* _GOAL OF THE EXERCISE_
Work out how many lines in the data below contain "JSON", and state that count with nothing added.

☆ ☆ ☆ ☆ ☆ ☆ ☆

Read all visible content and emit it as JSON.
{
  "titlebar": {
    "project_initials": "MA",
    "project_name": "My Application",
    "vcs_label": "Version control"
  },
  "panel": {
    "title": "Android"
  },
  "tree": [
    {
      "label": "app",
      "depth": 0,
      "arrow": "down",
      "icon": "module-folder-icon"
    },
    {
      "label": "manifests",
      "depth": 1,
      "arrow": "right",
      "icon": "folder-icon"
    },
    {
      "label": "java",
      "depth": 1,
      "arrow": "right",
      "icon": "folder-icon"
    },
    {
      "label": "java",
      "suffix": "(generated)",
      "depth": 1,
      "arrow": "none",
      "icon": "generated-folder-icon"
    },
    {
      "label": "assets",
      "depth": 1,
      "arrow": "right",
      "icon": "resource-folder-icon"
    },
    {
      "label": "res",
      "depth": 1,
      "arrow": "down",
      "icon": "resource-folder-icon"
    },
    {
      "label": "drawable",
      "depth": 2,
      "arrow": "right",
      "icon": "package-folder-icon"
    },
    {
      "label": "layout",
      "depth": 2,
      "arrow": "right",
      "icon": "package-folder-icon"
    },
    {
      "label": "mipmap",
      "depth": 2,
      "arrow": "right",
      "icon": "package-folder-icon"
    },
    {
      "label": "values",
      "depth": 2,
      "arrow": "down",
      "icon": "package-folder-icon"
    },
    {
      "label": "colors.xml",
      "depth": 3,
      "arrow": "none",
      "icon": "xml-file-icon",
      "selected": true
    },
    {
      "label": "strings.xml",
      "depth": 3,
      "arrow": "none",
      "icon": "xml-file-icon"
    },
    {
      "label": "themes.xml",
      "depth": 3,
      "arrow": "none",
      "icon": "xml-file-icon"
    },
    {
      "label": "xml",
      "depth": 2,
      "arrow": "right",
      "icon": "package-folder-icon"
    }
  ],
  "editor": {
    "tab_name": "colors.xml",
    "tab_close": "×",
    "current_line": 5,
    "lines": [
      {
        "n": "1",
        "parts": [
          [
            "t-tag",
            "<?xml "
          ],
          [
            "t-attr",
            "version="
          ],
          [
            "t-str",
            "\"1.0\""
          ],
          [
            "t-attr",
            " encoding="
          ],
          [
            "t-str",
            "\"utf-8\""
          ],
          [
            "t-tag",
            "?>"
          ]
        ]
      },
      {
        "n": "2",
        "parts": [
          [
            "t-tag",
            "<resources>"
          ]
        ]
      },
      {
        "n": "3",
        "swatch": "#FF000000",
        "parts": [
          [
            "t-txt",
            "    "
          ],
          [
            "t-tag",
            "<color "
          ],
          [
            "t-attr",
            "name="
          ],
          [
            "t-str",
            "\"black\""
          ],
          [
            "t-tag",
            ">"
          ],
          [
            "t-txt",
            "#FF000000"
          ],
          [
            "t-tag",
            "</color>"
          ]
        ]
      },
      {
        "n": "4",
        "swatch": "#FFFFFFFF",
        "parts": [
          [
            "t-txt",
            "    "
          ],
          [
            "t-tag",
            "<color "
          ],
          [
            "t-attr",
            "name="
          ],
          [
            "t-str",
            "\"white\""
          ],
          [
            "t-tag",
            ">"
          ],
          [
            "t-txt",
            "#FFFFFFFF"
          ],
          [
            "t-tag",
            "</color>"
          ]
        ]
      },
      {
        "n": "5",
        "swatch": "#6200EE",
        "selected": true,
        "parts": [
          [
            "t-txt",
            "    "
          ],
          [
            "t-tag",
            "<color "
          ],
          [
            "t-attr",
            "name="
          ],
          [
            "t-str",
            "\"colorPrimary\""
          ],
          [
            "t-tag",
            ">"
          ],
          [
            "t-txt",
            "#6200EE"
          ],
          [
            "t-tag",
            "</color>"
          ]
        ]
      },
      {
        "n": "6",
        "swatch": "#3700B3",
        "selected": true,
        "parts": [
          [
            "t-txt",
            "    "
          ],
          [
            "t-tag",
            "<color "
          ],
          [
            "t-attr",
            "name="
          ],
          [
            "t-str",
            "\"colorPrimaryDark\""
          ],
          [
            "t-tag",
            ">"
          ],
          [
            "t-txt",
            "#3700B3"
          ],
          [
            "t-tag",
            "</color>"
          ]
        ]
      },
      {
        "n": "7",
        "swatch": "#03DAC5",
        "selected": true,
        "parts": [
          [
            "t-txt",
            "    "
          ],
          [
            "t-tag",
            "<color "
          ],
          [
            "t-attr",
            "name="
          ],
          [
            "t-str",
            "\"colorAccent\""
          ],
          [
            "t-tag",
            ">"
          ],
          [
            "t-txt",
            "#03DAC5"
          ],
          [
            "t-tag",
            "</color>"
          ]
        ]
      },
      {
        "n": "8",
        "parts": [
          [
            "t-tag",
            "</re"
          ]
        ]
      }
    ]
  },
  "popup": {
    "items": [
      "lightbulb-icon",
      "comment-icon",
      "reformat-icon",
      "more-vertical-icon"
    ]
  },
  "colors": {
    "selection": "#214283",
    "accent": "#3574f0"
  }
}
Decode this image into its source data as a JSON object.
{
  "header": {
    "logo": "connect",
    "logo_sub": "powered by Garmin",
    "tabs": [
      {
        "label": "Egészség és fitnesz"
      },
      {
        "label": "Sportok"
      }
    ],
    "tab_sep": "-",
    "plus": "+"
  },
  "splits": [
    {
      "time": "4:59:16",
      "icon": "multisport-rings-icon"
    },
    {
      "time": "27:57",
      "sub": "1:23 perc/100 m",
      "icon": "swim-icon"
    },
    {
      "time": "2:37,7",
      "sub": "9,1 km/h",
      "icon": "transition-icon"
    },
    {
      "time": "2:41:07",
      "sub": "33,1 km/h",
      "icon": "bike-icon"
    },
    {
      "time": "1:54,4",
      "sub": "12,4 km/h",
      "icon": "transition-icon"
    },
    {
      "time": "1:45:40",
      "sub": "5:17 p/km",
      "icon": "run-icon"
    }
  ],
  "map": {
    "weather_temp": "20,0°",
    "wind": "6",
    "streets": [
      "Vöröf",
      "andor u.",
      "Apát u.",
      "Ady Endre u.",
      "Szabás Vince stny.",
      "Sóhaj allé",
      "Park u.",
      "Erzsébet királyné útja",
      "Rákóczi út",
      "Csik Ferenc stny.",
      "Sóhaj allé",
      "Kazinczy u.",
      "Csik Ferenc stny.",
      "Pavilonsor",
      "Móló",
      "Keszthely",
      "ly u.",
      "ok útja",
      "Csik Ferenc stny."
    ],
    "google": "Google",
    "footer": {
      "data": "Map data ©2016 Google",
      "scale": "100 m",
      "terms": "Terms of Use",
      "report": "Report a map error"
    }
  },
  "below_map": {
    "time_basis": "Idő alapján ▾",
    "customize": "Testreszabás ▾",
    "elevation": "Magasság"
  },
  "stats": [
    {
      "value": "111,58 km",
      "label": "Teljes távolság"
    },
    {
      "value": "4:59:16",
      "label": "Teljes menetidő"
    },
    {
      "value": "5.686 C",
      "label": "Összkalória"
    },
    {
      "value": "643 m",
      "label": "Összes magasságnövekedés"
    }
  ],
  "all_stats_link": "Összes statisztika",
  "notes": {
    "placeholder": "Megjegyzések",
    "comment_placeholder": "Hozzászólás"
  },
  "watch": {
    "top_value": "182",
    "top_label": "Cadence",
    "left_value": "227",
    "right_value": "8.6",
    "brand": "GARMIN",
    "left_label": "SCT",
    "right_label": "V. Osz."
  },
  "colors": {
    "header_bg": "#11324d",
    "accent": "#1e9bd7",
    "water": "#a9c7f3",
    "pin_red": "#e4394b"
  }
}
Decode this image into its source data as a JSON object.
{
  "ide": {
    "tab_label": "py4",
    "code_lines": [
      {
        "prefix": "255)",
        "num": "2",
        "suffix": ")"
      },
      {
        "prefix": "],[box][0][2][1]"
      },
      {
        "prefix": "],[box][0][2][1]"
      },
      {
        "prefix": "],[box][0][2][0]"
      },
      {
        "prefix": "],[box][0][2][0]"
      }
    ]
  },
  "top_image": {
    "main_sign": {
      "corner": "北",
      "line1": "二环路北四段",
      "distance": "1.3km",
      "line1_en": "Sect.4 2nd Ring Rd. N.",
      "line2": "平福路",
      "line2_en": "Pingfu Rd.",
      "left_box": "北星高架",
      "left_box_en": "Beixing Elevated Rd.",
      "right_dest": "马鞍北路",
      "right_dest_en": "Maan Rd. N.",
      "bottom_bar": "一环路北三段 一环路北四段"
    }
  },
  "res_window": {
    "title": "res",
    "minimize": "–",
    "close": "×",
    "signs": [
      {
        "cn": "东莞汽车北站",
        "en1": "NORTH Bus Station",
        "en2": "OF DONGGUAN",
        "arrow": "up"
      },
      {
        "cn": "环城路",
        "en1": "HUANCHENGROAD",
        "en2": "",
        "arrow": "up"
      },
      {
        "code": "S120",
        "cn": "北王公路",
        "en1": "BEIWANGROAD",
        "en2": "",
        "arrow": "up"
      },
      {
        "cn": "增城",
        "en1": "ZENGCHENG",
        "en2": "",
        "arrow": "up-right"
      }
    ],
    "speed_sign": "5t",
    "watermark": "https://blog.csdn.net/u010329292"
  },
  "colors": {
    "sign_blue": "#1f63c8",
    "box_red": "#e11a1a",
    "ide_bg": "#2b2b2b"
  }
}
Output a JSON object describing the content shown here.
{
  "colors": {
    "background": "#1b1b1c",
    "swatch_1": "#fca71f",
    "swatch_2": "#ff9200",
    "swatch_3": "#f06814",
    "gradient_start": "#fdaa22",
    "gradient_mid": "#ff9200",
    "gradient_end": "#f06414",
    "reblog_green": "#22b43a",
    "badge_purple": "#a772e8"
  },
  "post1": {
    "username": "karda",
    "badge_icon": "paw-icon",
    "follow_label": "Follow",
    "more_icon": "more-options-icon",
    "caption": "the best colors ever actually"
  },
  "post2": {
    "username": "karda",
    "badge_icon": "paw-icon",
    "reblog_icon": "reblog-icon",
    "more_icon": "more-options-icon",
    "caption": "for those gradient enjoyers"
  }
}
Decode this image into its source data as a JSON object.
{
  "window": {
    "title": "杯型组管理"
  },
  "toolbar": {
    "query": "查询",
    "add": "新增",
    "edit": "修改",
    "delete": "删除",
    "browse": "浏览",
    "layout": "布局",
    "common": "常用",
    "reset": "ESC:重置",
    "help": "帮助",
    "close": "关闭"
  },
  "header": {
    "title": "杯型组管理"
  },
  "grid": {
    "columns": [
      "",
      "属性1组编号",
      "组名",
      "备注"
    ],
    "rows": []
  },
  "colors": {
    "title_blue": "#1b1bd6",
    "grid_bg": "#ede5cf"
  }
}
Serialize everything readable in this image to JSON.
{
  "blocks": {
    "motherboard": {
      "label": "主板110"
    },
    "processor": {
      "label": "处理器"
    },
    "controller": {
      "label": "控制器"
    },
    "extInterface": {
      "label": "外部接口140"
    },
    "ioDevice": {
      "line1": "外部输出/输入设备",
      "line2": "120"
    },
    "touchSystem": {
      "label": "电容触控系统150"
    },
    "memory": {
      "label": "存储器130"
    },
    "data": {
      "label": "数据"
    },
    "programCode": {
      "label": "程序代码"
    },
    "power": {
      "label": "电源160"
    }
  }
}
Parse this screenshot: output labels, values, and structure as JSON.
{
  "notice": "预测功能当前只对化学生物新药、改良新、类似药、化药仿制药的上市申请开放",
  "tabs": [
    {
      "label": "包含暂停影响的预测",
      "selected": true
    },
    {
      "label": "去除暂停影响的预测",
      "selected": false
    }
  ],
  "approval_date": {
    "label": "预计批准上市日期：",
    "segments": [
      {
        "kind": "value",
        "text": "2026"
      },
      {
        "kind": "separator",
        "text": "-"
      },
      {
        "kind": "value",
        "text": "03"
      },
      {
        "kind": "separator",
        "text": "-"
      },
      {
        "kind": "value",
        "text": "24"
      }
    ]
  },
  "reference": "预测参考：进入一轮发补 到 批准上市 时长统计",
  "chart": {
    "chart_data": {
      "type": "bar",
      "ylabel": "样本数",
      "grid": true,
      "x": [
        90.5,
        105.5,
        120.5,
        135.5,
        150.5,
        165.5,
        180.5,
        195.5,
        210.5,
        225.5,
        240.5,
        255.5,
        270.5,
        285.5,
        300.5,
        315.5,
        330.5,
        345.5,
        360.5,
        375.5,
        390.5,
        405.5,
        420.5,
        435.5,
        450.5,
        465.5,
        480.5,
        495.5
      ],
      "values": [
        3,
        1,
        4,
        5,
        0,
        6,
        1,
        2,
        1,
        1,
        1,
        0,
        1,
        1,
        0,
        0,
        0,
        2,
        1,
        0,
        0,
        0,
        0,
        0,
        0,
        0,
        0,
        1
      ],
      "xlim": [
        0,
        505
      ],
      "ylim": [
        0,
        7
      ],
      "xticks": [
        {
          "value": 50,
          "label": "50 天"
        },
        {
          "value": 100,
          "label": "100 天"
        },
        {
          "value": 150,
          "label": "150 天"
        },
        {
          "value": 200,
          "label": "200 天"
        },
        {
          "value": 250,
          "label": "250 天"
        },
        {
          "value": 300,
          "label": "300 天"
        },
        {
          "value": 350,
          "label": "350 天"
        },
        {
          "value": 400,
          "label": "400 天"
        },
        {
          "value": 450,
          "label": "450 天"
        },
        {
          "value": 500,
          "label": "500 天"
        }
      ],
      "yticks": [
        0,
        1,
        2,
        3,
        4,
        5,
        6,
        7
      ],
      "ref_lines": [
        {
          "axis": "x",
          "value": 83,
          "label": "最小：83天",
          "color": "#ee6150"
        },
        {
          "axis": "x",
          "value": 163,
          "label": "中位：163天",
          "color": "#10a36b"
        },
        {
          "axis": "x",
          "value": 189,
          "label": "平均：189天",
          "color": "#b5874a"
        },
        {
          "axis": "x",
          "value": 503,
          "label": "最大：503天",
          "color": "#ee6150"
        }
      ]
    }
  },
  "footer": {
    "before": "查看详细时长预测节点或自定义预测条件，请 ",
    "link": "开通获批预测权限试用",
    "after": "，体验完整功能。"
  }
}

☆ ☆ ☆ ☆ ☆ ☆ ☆

* _EXERCISE OUTPUT_
7